■ YOUR ASSIGNMENT
Going through the entries below, copy out each line that contains "ring".

■ DATASET RECORDS

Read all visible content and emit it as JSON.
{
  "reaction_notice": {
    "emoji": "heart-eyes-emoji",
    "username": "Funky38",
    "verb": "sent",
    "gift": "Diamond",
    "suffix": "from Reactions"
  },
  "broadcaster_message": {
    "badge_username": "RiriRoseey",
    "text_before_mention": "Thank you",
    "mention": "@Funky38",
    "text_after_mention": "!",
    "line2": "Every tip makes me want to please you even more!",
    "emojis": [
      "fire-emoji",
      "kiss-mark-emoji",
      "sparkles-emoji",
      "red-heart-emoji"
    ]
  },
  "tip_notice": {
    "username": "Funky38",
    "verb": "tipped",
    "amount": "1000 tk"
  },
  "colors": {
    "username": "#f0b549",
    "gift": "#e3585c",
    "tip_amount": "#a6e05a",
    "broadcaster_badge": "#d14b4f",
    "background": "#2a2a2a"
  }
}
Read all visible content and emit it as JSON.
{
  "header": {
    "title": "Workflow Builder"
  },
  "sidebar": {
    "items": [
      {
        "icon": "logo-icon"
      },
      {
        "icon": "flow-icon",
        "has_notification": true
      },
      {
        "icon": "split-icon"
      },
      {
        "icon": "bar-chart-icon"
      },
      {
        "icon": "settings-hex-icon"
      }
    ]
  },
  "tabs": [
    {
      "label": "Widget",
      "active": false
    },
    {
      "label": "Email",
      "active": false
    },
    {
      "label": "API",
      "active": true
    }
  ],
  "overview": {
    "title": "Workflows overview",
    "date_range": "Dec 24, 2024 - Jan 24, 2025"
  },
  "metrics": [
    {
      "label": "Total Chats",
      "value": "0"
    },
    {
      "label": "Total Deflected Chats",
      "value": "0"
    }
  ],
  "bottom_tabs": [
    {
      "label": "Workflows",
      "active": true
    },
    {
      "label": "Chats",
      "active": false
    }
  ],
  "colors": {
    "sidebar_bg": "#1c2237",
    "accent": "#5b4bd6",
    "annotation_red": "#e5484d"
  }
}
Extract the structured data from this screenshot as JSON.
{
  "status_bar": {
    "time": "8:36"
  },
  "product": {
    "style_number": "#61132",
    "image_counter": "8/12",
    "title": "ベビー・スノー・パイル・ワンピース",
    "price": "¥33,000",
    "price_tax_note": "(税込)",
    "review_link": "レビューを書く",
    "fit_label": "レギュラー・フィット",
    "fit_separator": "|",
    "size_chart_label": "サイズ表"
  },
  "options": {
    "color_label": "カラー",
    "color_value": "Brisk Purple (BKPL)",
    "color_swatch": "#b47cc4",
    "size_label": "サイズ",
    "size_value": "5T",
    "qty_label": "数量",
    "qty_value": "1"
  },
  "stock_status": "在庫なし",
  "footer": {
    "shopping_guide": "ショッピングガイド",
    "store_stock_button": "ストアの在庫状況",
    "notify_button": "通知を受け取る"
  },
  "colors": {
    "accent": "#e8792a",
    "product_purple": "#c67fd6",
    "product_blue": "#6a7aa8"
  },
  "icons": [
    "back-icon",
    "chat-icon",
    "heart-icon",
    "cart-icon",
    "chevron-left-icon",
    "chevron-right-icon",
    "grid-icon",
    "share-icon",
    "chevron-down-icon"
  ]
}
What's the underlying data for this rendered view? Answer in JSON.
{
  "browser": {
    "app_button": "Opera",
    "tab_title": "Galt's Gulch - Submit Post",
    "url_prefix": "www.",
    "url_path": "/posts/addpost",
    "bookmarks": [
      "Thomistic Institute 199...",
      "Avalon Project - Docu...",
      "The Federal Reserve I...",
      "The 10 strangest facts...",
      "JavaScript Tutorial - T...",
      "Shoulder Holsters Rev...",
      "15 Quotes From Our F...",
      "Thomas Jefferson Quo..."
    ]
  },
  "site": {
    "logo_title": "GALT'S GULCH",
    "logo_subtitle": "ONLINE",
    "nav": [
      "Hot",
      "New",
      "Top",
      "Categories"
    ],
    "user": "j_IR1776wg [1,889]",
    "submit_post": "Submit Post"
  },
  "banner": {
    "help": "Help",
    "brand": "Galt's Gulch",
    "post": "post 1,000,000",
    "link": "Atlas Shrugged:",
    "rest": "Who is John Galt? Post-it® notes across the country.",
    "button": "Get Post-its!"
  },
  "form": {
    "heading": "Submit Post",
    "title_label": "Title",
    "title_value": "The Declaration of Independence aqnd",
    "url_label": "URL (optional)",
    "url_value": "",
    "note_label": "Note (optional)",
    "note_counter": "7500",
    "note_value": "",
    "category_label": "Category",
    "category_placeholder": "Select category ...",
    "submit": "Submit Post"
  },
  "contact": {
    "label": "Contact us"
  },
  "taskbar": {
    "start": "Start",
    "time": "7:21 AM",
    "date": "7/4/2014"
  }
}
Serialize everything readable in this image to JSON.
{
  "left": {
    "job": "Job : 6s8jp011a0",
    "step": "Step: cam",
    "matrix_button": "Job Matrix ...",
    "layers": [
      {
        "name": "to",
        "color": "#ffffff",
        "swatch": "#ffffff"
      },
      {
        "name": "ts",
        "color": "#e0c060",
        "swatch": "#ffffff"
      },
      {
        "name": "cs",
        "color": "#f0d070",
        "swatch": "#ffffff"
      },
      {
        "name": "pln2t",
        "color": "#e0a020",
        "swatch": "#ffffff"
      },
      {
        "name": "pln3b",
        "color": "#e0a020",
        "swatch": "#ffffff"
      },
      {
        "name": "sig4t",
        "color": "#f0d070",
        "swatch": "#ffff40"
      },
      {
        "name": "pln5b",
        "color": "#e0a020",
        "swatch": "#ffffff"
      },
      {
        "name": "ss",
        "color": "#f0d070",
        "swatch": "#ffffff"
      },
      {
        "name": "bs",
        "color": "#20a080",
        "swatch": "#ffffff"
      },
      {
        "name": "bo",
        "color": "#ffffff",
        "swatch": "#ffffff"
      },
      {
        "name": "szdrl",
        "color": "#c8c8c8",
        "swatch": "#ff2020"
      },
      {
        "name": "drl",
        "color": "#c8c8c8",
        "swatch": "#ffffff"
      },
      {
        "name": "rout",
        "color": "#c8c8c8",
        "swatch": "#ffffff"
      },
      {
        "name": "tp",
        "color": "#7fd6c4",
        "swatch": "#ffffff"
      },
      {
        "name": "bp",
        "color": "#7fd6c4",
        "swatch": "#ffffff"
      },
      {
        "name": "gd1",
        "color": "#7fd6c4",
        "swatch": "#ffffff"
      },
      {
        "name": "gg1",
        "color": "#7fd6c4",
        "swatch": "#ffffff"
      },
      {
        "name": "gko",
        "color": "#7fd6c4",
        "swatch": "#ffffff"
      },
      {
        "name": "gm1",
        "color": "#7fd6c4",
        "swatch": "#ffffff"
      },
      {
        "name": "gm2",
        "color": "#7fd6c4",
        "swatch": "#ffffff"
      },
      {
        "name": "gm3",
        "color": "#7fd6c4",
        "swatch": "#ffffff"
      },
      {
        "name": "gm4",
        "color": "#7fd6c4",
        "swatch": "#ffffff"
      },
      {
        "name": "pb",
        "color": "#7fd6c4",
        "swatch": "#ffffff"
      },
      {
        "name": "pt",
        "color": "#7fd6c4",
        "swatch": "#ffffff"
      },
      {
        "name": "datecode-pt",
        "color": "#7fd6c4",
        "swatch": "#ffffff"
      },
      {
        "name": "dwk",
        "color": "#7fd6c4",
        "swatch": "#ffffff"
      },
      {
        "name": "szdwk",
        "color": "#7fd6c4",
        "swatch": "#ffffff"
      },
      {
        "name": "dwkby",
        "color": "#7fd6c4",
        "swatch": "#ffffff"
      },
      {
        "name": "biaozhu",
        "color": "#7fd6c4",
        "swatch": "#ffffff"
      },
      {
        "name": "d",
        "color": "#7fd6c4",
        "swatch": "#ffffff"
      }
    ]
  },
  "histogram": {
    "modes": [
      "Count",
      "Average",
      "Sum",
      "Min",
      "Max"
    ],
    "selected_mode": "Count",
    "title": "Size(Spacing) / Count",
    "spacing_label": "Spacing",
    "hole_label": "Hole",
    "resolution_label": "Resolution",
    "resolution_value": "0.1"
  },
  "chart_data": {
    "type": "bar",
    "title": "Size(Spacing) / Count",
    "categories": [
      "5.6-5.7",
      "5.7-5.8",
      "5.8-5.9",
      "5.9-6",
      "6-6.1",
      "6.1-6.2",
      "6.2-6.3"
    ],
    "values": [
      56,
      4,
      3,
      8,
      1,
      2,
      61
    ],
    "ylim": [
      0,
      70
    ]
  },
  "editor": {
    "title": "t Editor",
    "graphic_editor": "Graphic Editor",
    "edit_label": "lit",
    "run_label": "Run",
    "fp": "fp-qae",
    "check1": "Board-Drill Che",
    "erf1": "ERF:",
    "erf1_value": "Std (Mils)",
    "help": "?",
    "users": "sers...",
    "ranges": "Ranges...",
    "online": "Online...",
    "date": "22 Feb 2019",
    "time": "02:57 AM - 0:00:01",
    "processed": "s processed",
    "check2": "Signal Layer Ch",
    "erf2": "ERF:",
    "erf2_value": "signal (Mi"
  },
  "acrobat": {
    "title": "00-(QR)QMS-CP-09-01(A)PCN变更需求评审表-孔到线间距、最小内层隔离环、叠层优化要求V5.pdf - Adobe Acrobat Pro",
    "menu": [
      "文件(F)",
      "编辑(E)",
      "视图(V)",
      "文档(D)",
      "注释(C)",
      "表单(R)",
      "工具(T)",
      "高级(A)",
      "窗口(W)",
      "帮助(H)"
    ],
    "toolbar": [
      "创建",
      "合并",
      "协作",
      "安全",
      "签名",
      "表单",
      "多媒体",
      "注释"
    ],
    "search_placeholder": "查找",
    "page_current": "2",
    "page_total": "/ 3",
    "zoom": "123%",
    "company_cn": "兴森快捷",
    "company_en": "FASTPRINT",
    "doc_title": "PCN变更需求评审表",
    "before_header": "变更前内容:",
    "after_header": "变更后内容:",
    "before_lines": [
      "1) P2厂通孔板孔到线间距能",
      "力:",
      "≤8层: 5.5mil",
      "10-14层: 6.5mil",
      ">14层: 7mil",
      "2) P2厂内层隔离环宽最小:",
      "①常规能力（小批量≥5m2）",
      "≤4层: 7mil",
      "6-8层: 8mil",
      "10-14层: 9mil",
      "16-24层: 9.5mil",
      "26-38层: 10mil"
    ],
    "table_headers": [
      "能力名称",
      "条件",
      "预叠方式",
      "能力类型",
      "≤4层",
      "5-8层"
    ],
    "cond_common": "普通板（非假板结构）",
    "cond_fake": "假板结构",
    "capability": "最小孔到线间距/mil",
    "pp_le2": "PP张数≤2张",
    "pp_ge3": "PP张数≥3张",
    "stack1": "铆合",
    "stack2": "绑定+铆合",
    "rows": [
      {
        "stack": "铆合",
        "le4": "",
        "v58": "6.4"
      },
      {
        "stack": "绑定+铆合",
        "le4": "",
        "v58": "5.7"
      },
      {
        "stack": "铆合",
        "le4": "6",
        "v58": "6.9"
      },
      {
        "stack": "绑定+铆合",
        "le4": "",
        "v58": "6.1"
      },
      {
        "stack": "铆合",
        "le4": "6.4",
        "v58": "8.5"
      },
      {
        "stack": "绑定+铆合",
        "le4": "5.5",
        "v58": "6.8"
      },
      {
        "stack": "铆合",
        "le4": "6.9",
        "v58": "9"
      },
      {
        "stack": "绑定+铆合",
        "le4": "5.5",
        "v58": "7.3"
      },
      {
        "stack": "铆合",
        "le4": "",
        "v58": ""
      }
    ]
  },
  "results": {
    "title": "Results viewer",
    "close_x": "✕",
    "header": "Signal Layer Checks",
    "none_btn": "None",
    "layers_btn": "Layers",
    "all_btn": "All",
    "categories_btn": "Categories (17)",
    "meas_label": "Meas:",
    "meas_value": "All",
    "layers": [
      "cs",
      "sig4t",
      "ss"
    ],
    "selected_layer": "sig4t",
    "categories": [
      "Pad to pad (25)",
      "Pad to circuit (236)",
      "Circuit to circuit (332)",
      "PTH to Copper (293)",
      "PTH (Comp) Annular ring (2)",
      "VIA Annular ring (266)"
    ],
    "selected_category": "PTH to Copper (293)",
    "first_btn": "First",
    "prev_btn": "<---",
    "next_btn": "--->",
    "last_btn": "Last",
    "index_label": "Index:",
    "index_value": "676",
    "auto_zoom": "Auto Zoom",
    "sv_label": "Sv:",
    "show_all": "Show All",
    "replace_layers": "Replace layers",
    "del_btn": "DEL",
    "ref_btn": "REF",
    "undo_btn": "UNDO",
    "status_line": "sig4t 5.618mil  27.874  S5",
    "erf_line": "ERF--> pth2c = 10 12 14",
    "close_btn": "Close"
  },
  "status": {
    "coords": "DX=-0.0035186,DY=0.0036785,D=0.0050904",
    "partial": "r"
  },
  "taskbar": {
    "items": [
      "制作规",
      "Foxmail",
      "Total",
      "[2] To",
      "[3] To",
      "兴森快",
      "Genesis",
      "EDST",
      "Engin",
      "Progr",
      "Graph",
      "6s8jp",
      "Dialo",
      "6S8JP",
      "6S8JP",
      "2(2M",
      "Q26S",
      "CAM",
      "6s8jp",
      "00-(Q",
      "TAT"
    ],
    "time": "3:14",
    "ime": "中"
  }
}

■ EXPECTED OUTPUT
      "PTH (Comp) Annular ring (2)",
      "VIA Annular ring (266)"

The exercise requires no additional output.